---------- DATA SHOWN ----------

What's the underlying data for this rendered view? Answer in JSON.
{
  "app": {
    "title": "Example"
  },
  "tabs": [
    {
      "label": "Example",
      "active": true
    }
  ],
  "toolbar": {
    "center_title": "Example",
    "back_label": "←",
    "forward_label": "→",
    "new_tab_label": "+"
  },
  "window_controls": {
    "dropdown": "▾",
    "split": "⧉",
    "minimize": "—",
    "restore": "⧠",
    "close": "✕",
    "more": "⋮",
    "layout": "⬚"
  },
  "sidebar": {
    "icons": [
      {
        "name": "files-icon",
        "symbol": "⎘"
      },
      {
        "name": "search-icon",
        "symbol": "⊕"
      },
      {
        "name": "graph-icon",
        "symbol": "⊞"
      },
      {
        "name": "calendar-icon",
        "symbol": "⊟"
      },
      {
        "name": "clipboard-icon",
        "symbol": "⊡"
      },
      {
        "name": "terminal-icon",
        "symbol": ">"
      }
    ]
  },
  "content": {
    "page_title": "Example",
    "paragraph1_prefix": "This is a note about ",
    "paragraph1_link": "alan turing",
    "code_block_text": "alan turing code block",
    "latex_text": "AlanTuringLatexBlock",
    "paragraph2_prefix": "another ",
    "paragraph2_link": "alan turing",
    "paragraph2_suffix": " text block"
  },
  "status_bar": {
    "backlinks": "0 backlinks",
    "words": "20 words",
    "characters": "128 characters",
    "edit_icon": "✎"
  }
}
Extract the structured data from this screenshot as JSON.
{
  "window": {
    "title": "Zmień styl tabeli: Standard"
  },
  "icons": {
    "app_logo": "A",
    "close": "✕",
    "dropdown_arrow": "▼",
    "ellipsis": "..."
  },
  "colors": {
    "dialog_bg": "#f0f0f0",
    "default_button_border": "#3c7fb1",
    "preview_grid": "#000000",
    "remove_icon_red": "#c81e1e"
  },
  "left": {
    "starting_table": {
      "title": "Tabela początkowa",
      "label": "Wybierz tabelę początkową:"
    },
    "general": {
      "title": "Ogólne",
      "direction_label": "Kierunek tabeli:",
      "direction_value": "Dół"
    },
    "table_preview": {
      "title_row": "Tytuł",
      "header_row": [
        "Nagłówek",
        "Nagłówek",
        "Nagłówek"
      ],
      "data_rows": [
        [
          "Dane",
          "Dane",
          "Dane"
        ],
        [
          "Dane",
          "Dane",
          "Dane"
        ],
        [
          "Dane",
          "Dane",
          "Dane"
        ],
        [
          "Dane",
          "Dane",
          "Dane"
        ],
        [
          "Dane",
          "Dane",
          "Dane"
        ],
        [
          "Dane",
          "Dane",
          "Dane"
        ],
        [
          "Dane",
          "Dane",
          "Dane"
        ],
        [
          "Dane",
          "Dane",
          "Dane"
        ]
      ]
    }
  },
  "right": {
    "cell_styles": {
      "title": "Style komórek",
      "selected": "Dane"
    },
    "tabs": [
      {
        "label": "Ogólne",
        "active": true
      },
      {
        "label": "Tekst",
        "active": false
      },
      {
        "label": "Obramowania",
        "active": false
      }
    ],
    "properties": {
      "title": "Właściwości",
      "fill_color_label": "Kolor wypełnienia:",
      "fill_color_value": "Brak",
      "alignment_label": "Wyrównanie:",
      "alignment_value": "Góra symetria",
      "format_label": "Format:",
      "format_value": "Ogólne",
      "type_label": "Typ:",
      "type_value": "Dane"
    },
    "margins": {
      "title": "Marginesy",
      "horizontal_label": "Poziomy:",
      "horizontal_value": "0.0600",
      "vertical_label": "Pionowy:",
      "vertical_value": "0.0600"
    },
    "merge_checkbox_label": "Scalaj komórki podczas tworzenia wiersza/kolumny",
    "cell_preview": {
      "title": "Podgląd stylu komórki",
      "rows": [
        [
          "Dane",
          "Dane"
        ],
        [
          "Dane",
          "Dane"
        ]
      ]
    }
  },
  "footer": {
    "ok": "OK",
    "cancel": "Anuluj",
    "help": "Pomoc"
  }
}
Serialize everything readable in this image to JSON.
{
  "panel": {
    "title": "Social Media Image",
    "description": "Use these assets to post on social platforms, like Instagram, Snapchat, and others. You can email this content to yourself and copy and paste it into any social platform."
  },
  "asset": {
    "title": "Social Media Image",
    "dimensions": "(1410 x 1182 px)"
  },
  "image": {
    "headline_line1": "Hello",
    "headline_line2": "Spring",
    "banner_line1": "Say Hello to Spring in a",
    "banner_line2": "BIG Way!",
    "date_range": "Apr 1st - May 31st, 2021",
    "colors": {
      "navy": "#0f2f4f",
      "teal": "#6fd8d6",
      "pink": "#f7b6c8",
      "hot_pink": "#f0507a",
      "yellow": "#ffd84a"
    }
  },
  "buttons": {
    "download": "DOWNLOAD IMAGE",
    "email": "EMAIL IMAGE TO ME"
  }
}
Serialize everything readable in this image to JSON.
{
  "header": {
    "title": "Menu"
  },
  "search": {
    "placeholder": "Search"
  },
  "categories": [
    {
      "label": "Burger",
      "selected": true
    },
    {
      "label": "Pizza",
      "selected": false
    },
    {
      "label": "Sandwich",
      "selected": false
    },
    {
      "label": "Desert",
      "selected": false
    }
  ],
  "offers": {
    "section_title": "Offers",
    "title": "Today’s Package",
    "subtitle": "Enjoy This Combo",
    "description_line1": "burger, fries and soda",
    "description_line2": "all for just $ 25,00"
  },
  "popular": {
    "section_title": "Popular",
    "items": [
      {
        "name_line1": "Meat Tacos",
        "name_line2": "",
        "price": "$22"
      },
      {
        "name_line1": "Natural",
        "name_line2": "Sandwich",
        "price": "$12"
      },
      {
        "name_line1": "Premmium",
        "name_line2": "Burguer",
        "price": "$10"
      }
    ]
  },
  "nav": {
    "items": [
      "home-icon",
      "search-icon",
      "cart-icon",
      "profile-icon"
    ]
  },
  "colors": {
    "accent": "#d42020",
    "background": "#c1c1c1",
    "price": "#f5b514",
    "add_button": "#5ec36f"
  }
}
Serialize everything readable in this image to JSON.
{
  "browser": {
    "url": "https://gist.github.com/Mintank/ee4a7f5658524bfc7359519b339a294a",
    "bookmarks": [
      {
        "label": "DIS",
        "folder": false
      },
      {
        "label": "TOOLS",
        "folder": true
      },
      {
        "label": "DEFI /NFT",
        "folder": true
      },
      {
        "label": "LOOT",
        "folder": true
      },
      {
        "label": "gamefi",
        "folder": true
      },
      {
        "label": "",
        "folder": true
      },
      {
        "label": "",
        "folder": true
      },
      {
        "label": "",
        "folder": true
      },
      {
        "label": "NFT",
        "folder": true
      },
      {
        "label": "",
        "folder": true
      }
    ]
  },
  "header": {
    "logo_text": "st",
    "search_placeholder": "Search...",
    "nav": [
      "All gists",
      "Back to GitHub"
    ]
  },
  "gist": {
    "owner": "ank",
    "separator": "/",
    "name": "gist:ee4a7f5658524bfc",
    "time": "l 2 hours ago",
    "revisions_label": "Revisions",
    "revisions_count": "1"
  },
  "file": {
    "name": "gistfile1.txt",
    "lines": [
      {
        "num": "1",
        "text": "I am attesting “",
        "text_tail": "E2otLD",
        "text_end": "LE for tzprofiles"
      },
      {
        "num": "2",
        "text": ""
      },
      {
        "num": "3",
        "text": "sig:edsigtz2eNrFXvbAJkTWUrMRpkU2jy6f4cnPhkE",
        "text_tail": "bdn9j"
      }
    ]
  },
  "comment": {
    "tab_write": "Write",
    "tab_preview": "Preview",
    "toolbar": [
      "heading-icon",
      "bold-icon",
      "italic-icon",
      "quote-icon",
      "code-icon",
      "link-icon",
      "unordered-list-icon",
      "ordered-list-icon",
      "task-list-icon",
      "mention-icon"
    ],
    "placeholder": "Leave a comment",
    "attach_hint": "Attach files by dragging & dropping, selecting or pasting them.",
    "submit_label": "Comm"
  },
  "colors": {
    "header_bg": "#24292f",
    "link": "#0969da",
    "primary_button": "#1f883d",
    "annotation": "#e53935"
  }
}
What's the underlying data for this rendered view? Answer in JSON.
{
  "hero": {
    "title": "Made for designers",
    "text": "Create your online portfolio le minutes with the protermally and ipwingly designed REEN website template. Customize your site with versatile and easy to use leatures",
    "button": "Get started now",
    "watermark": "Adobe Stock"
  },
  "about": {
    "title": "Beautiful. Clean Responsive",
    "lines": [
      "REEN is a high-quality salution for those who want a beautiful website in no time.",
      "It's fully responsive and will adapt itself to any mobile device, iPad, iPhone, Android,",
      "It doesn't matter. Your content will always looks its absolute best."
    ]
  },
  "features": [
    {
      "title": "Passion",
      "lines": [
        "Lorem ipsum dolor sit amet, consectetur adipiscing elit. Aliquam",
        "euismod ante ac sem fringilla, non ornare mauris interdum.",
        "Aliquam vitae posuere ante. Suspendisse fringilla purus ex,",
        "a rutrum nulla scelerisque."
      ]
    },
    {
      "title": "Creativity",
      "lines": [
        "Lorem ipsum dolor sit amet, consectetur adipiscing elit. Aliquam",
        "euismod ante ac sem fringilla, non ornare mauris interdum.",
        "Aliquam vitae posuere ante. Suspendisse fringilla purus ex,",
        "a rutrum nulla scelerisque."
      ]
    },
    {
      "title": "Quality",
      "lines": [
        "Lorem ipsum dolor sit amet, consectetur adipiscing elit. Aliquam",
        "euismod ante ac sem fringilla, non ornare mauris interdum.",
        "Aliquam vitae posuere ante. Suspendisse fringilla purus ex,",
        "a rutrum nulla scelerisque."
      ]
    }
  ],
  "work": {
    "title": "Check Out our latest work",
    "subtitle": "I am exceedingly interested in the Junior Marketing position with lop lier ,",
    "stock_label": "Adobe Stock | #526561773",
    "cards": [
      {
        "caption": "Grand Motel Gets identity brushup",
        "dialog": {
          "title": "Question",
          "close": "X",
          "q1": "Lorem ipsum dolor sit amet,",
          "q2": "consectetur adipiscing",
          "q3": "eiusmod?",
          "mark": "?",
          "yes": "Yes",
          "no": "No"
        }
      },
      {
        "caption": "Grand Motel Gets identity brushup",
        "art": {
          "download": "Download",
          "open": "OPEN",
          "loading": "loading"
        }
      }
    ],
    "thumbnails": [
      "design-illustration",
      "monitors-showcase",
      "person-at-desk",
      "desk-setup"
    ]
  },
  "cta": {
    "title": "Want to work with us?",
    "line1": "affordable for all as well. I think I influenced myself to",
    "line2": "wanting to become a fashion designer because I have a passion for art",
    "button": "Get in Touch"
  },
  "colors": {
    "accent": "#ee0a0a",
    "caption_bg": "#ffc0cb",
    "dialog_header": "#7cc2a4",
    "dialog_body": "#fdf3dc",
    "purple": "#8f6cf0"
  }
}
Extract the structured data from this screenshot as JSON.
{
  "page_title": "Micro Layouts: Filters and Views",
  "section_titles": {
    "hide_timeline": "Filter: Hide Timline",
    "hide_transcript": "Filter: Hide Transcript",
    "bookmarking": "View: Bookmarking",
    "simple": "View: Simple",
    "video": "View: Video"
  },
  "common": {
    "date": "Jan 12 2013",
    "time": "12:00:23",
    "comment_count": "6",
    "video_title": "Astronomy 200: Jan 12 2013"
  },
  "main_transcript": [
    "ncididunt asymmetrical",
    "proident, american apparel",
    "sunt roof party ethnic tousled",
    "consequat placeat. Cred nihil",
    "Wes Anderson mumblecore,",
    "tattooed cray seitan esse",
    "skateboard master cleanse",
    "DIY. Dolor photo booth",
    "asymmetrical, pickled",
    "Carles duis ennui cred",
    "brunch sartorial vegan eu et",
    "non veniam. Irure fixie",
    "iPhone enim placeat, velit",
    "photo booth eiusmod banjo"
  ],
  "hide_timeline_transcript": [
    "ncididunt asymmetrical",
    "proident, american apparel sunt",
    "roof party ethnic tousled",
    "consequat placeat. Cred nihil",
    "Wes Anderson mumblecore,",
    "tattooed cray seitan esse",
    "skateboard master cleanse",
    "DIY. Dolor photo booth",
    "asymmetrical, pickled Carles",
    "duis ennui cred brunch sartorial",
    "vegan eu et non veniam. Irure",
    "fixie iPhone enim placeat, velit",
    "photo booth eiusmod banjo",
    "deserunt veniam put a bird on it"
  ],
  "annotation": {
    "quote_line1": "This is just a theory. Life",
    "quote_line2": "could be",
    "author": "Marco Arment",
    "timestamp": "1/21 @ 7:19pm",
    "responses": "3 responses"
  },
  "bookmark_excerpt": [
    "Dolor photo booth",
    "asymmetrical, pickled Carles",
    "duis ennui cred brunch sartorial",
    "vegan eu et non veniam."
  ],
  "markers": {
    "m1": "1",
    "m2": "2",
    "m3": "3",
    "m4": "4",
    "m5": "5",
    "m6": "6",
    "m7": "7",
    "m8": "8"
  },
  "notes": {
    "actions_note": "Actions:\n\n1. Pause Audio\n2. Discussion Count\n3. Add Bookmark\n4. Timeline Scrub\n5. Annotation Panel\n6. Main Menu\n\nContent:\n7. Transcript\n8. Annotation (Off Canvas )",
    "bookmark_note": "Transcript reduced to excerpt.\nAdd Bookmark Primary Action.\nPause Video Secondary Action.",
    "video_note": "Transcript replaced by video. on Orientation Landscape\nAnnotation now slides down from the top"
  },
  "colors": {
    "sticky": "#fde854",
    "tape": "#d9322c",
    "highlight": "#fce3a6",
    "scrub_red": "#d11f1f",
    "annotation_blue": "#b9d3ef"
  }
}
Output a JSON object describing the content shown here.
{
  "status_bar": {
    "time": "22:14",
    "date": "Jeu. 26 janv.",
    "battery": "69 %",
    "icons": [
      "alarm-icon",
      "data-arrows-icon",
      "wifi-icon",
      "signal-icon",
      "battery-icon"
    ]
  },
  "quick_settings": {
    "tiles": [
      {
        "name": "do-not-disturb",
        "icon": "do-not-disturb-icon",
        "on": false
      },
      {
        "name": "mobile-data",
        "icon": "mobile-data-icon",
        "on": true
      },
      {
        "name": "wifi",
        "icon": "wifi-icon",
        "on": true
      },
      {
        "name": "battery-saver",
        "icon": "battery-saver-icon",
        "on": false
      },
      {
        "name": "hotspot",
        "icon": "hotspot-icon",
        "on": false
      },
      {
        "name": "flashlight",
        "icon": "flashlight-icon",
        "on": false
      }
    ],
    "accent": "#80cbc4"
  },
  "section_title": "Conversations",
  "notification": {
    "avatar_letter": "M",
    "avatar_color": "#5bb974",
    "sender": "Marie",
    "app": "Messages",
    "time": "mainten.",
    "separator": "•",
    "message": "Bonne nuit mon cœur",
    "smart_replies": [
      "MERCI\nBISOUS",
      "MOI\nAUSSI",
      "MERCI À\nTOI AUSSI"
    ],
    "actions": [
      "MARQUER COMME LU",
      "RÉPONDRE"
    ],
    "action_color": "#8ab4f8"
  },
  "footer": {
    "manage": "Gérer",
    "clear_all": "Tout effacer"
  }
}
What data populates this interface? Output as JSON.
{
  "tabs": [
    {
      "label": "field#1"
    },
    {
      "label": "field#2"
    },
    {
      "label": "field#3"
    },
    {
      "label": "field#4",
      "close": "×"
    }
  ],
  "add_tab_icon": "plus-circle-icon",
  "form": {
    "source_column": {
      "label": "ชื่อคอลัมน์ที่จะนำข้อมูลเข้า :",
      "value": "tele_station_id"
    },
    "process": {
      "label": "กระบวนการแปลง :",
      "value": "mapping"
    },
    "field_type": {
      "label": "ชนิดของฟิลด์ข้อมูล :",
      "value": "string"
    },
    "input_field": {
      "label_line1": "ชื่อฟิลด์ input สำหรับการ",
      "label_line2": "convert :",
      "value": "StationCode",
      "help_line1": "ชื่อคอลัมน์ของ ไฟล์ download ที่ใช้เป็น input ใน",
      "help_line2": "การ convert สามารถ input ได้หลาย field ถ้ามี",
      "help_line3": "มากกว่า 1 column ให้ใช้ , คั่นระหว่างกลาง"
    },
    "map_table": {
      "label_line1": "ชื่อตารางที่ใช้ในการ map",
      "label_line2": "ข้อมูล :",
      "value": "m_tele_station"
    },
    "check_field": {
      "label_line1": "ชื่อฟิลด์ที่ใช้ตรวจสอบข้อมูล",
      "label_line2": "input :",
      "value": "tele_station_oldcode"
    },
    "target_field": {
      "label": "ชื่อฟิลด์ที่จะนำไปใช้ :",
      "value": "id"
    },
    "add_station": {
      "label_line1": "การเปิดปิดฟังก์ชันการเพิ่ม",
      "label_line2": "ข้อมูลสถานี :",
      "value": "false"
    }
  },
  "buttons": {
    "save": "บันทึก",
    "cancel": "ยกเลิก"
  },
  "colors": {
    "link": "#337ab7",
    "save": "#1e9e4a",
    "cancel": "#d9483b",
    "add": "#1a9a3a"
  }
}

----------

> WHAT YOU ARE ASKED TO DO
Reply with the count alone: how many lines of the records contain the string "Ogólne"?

> ANSWER TO THIS TASK
3